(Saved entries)
────────────────────────────────────────

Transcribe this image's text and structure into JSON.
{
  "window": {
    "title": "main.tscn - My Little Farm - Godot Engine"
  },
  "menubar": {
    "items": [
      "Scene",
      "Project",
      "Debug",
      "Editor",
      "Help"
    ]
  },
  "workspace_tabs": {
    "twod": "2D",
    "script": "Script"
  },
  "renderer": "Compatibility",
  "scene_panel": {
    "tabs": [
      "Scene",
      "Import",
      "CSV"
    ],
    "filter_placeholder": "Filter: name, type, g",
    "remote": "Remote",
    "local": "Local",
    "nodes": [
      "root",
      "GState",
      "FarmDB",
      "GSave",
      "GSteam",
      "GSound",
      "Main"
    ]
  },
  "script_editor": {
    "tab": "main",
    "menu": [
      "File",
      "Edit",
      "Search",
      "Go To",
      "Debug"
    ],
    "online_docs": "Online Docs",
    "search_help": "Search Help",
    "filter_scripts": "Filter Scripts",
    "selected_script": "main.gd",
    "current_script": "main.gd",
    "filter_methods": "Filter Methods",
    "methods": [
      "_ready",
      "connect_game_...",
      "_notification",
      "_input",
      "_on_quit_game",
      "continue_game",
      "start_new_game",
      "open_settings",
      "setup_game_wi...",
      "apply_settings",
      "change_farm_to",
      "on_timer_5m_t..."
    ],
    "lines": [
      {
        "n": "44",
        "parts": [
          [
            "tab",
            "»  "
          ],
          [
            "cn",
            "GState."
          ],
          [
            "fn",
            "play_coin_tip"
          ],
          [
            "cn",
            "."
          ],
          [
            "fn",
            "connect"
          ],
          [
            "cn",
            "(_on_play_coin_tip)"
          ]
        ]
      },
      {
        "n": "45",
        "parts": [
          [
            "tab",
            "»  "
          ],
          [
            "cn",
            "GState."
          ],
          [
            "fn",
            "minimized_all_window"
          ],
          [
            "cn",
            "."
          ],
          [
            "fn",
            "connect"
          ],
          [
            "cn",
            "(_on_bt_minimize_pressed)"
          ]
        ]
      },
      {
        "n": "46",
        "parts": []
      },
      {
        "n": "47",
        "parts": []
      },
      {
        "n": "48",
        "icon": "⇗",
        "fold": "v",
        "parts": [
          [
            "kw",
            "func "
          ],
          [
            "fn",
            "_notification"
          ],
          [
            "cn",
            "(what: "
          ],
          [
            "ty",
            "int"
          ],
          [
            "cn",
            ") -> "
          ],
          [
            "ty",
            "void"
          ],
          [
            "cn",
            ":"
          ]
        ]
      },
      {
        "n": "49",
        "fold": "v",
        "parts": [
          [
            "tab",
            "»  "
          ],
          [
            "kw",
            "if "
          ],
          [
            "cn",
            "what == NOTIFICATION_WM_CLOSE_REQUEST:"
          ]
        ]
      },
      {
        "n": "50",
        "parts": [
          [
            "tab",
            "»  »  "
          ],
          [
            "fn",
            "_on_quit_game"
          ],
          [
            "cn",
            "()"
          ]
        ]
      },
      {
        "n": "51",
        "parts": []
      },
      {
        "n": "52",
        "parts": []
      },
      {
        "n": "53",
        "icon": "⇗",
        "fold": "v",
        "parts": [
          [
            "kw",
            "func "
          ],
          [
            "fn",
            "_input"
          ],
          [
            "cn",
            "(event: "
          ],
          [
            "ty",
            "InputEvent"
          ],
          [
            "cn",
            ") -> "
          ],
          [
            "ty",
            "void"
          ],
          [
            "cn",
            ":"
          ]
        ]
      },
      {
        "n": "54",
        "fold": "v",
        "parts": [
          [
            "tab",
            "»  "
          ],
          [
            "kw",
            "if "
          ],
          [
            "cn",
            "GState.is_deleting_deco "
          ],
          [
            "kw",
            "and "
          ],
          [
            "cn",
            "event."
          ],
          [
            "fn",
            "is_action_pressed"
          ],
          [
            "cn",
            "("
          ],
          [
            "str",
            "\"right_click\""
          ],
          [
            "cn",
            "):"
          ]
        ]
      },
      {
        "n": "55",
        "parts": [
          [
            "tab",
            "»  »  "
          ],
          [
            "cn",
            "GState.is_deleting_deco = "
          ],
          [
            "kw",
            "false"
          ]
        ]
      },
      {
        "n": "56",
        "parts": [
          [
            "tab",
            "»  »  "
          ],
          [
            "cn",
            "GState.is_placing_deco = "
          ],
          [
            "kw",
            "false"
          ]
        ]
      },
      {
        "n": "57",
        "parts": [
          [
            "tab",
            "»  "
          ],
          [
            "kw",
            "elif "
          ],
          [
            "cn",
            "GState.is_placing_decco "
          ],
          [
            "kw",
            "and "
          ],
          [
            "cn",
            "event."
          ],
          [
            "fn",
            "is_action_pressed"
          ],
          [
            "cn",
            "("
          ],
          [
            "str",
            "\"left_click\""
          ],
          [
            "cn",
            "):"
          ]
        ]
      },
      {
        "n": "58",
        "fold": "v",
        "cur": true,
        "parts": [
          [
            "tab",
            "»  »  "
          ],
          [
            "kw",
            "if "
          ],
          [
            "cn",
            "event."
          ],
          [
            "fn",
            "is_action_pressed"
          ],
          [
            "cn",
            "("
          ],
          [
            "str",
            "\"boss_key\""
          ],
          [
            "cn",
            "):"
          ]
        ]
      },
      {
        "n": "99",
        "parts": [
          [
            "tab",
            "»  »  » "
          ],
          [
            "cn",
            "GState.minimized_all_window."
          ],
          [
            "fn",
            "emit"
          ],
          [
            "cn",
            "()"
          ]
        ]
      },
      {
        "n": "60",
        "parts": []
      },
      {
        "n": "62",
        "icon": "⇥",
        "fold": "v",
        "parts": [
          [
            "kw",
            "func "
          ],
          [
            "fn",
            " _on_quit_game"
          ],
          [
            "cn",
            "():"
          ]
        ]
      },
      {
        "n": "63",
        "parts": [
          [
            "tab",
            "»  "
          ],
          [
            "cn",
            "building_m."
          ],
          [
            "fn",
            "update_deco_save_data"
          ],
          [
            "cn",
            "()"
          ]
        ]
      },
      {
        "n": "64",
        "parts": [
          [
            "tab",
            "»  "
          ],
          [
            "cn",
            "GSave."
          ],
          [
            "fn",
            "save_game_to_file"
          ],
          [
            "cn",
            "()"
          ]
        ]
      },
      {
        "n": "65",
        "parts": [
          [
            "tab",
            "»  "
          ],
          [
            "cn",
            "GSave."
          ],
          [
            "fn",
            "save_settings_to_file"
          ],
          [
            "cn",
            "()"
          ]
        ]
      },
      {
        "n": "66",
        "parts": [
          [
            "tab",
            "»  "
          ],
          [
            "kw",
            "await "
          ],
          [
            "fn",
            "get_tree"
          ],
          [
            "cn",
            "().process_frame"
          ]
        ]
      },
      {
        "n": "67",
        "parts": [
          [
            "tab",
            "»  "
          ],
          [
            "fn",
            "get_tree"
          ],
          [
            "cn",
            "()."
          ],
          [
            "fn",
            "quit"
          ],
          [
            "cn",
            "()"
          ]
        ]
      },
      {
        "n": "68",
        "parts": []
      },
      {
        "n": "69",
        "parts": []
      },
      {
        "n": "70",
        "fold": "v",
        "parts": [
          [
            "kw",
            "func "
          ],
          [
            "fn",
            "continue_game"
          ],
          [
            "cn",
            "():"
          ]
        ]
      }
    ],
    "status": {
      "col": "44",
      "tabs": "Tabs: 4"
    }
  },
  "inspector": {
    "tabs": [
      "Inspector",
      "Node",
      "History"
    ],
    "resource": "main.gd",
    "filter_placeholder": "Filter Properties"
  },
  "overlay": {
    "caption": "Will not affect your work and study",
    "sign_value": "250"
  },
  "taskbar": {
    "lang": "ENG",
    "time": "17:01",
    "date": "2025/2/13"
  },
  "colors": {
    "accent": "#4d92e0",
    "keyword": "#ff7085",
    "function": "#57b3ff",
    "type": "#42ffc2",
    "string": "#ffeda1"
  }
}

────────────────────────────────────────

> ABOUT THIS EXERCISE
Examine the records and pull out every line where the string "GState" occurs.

> WRITTEN ANSWER
      "GState",
            "GState."
            "GState."
            "GState.is_deleting_deco "
            "GState.is_deleting_deco = "
            "GState.is_placing_deco = "
            "GState.is_placing_decco "
            "GState.minimized_all_window."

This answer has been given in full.